Required work | Look for the word "řádkování". Copy every line of the listing where it occurs.

Data for analysis |
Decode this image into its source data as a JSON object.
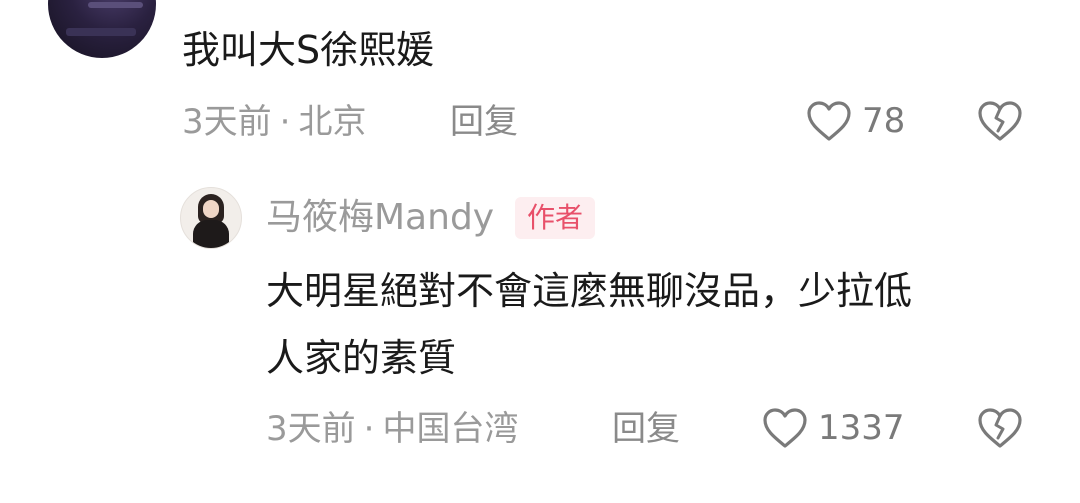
{
  "comment1": {
    "text": "我叫大S徐熙媛",
    "time": "3天前",
    "location": "北京",
    "reply_label": "回复",
    "like_count": "78"
  },
  "reply": {
    "author": "马筱梅Mandy",
    "badge": "作者",
    "text_line1": "大明星絕對不會這麼無聊沒品，少拉低",
    "text_line2": "人家的素質",
    "time": "3天前",
    "location": "中国台湾",
    "reply_label": "回复",
    "like_count": "1337"
  },
  "icons": {
    "like": "heart-outline-icon",
    "dislike": "broken-heart-icon"
  },
  "colors": {
    "badge_text": "#e8506a",
    "badge_bg": "#fdeef0",
    "meta_text": "#9a9a9a"
  }
}
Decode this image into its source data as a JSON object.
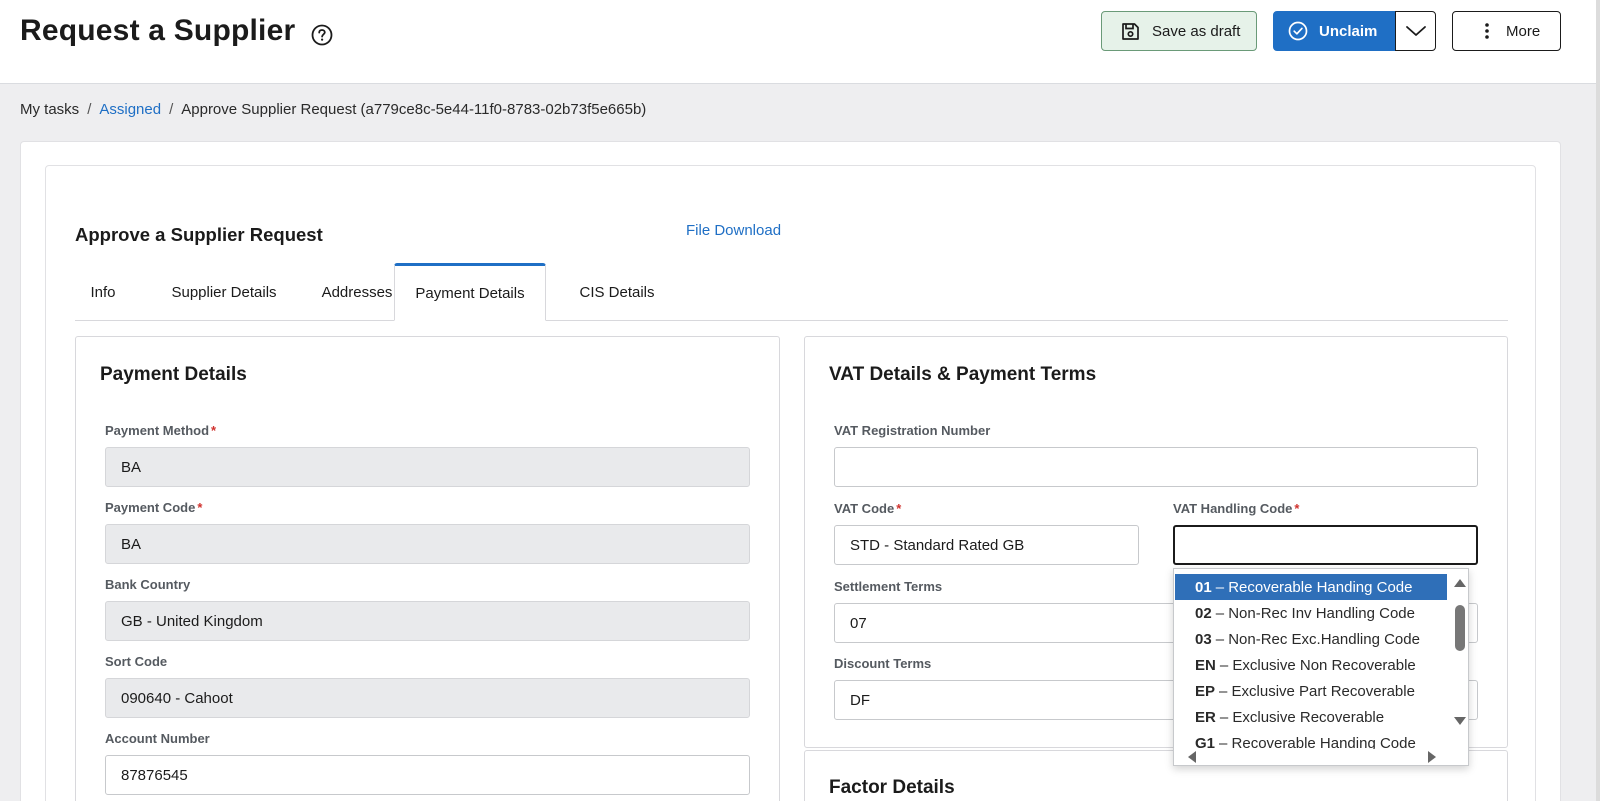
{
  "header": {
    "title": "Request a Supplier",
    "save_draft_label": "Save as draft",
    "unclaim_label": "Unclaim",
    "more_label": "More"
  },
  "breadcrumb": {
    "items": [
      "My tasks",
      "Assigned",
      "Approve Supplier Request (a779ce8c-5e44-11f0-8783-02b73f5e665b)"
    ],
    "separator": "/"
  },
  "form": {
    "title": "Approve a Supplier Request",
    "file_download_label": "File Download",
    "tabs": [
      {
        "label": "Info"
      },
      {
        "label": "Supplier Details"
      },
      {
        "label": "Addresses"
      },
      {
        "label": "Payment Details",
        "active": true
      },
      {
        "label": "CIS Details"
      }
    ]
  },
  "payment_details": {
    "title": "Payment Details",
    "fields": [
      {
        "label": "Payment Method",
        "required": true,
        "value": "BA",
        "readonly": true
      },
      {
        "label": "Payment Code",
        "required": true,
        "value": "BA",
        "readonly": true
      },
      {
        "label": "Bank Country",
        "required": false,
        "value": "GB - United Kingdom",
        "readonly": true
      },
      {
        "label": "Sort Code",
        "required": false,
        "value": "090640 - Cahoot",
        "readonly": true
      },
      {
        "label": "Account Number",
        "required": false,
        "value": "87876545",
        "readonly": false
      }
    ]
  },
  "vat_details": {
    "title": "VAT Details & Payment Terms",
    "vat_registration": {
      "label": "VAT Registration Number",
      "value": ""
    },
    "vat_code": {
      "label": "VAT Code",
      "value": "STD - Standard Rated GB"
    },
    "vat_handling_code": {
      "label": "VAT Handling Code",
      "value": ""
    },
    "settlement_terms": {
      "label": "Settlement Terms",
      "value": "07"
    },
    "discount_terms": {
      "label": "Discount Terms",
      "value": "DF"
    },
    "required_marker": "*"
  },
  "vat_handling_dropdown": {
    "options": [
      {
        "code": "01",
        "label": "– Recoverable Handing Code",
        "selected": true
      },
      {
        "code": "02",
        "label": "– Non-Rec Inv Handling Code"
      },
      {
        "code": "03",
        "label": "– Non-Rec Exc.Handling Code"
      },
      {
        "code": "EN",
        "label": "– Exclusive Non Recoverable"
      },
      {
        "code": "EP",
        "label": "– Exclusive Part Recoverable"
      },
      {
        "code": "ER",
        "label": "– Exclusive Recoverable"
      },
      {
        "code": "G1",
        "label": "– Recoverable Handing Code"
      }
    ]
  },
  "factor_details": {
    "title": "Factor Details"
  },
  "colors": {
    "accent_blue": "#1f6fc5",
    "draft_button_bg": "#e6f2e9",
    "selected_option_bg": "#2f6fb8",
    "required_red": "#d0312d"
  },
  "icons": [
    "help-circle-icon",
    "save-floppy-icon",
    "check-circle-icon",
    "chevron-down-icon",
    "more-vertical-icon"
  ]
}
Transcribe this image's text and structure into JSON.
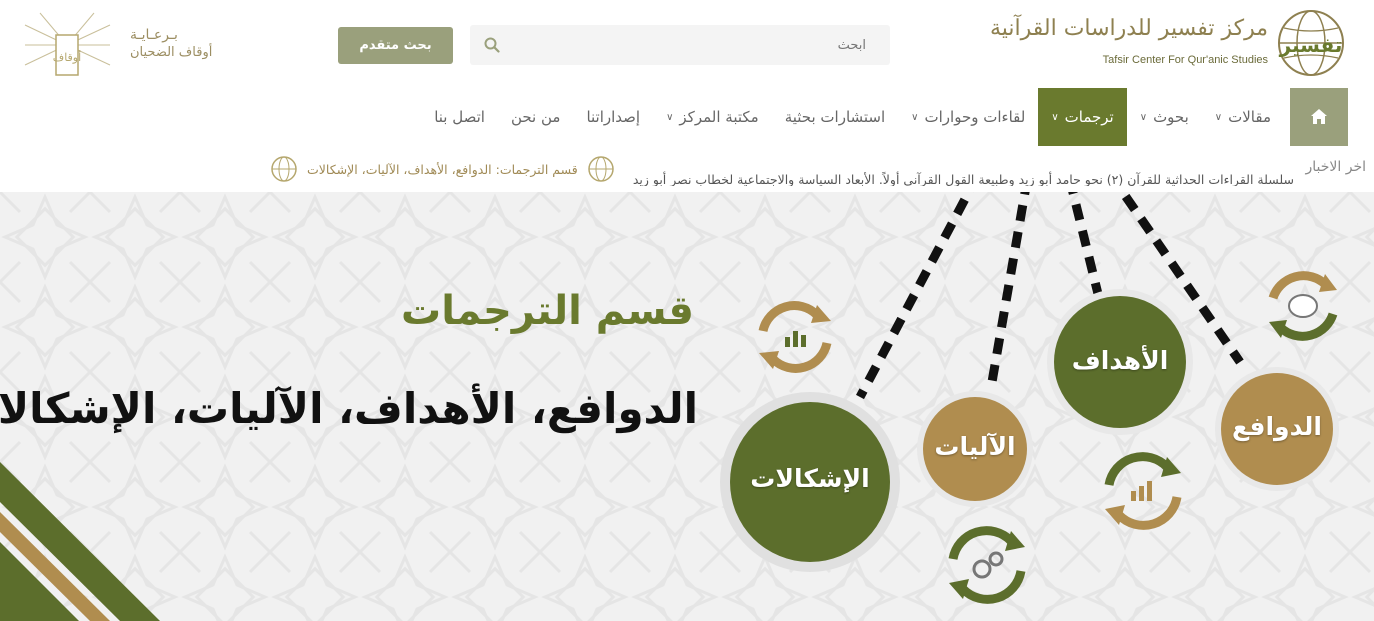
{
  "header": {
    "logo": {
      "title_ar": "مركز تفسير للدراسات القرآنية",
      "title_en": "Tafsir Center For Qur'anic Studies",
      "emblem_text": "تفسير"
    },
    "search": {
      "placeholder": "ابحث",
      "icon": "search-icon",
      "advanced_label": "بحث متقدم"
    },
    "sponsor": {
      "line1": "بـرعـايـة",
      "line2": "أوقاف الضحيان",
      "logo_text": "أوقاف الضحيان"
    }
  },
  "nav": {
    "home_icon": "home-icon",
    "items": [
      {
        "label": "مقالات",
        "dropdown": true,
        "active": false
      },
      {
        "label": "بحوث",
        "dropdown": true,
        "active": false
      },
      {
        "label": "ترجمات",
        "dropdown": true,
        "active": true
      },
      {
        "label": "لقاءات وحوارات",
        "dropdown": true,
        "active": false
      },
      {
        "label": "استشارات بحثية",
        "dropdown": false,
        "active": false
      },
      {
        "label": "مكتبة المركز",
        "dropdown": true,
        "active": false
      },
      {
        "label": "إصداراتنا",
        "dropdown": false,
        "active": false
      },
      {
        "label": "من نحن",
        "dropdown": false,
        "active": false
      },
      {
        "label": "اتصل بنا",
        "dropdown": false,
        "active": false
      }
    ]
  },
  "ticker": {
    "label": "اخر الاخبار",
    "items": [
      "سلسلة القراءات الحداثية للقرآن (٢) نحو حامد أبو زيد وطبيعة القول القرآني أولاً. الأبعاد السياسة والاجتماعية لخطاب نصر أبو زيد",
      "قسم الترجمات: الدوافع، الأهداف، الآليات، الإشكالات"
    ]
  },
  "hero": {
    "title": "قسم الترجمات",
    "subtitle": "الدوافع، الأهداف، الآليات، الإشكالات",
    "circles": [
      {
        "label": "الدوافع",
        "color": "#b08d4f"
      },
      {
        "label": "الأهداف",
        "color": "#5c6e2c"
      },
      {
        "label": "الآليات",
        "color": "#b08d4f"
      },
      {
        "label": "الإشكالات",
        "color": "#5c6e2c"
      }
    ],
    "icons": [
      "brain-cycle-icon",
      "growth-chart-cycle-icon",
      "gears-cycle-icon",
      "chart-cycle-icon"
    ]
  },
  "colors": {
    "brand_green": "#6a7a2e",
    "brand_gold": "#b08d4f",
    "button_olive": "#9aa07c"
  }
}
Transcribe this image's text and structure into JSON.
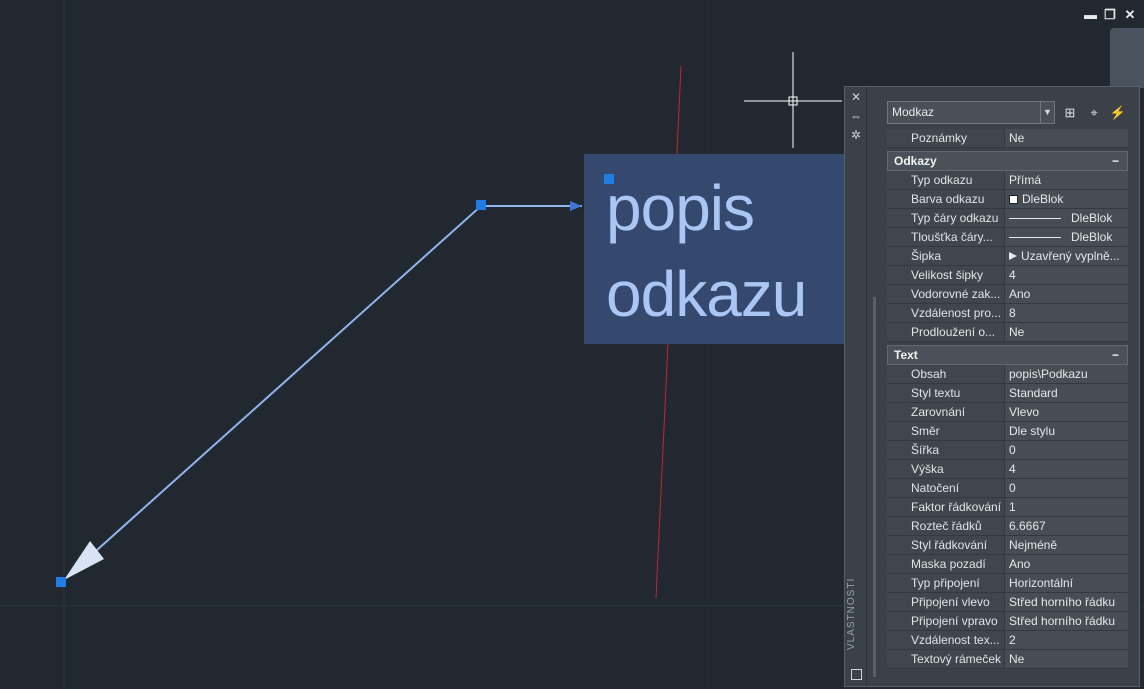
{
  "window": {
    "minimize": "▬",
    "restore": "❐",
    "close": "✕"
  },
  "mtext": {
    "line1": "popis",
    "line2": "odkazu"
  },
  "palette": {
    "side_title": "VLASTNOSTI",
    "object_type": "Modkaz",
    "top_icons": [
      "select-objects-icon",
      "pick-icon",
      "quick-select-icon"
    ],
    "general": [
      {
        "label": "Poznámky",
        "value": "Ne"
      }
    ],
    "leaders_section": {
      "title": "Odkazy",
      "toggle": "−"
    },
    "leaders": [
      {
        "label": "Typ odkazu",
        "value": "Přímá"
      },
      {
        "label": "Barva odkazu",
        "value": "DleBlok"
      },
      {
        "label": "Typ čáry odkazu",
        "value": "DleBlok"
      },
      {
        "label": "Tloušťka čáry...",
        "value": "DleBlok"
      },
      {
        "label": "Šipka",
        "value": "Uzavřený vyplně..."
      },
      {
        "label": "Velikost šipky",
        "value": "4"
      },
      {
        "label": "Vodorovné zak...",
        "value": "Ano"
      },
      {
        "label": "Vzdálenost pro...",
        "value": "8"
      },
      {
        "label": "Prodloužení o...",
        "value": "Ne"
      }
    ],
    "text_section": {
      "title": "Text",
      "toggle": "−"
    },
    "text": [
      {
        "label": "Obsah",
        "value": "popis\\Podkazu"
      },
      {
        "label": "Styl textu",
        "value": "Standard"
      },
      {
        "label": "Zarovnání",
        "value": "Vlevo"
      },
      {
        "label": "Směr",
        "value": "Dle stylu"
      },
      {
        "label": "Šířka",
        "value": "0"
      },
      {
        "label": "Výška",
        "value": "4"
      },
      {
        "label": "Natočení",
        "value": "0"
      },
      {
        "label": "Faktor řádkování",
        "value": "1"
      },
      {
        "label": "Rozteč řádků",
        "value": "6.6667"
      },
      {
        "label": "Styl řádkování",
        "value": "Nejméně"
      },
      {
        "label": "Maska pozadí",
        "value": "Ano"
      },
      {
        "label": "Typ připojení",
        "value": "Horizontální"
      },
      {
        "label": "Připojení vlevo",
        "value": "Střed horního řádku"
      },
      {
        "label": "Připojení vpravo",
        "value": "Střed horního řádku"
      },
      {
        "label": "Vzdálenost tex...",
        "value": "2"
      },
      {
        "label": "Textový rámeček",
        "value": "Ne"
      }
    ]
  },
  "colors": {
    "background": "#212830",
    "leader": "#8fb4ee",
    "grip": "#1f7ee6",
    "mtext_bg": "#35496e",
    "red_line": "#c0282b"
  }
}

Result of this exercise |
        "label": "Faktor řádkování",
        "label": "Styl řádkování",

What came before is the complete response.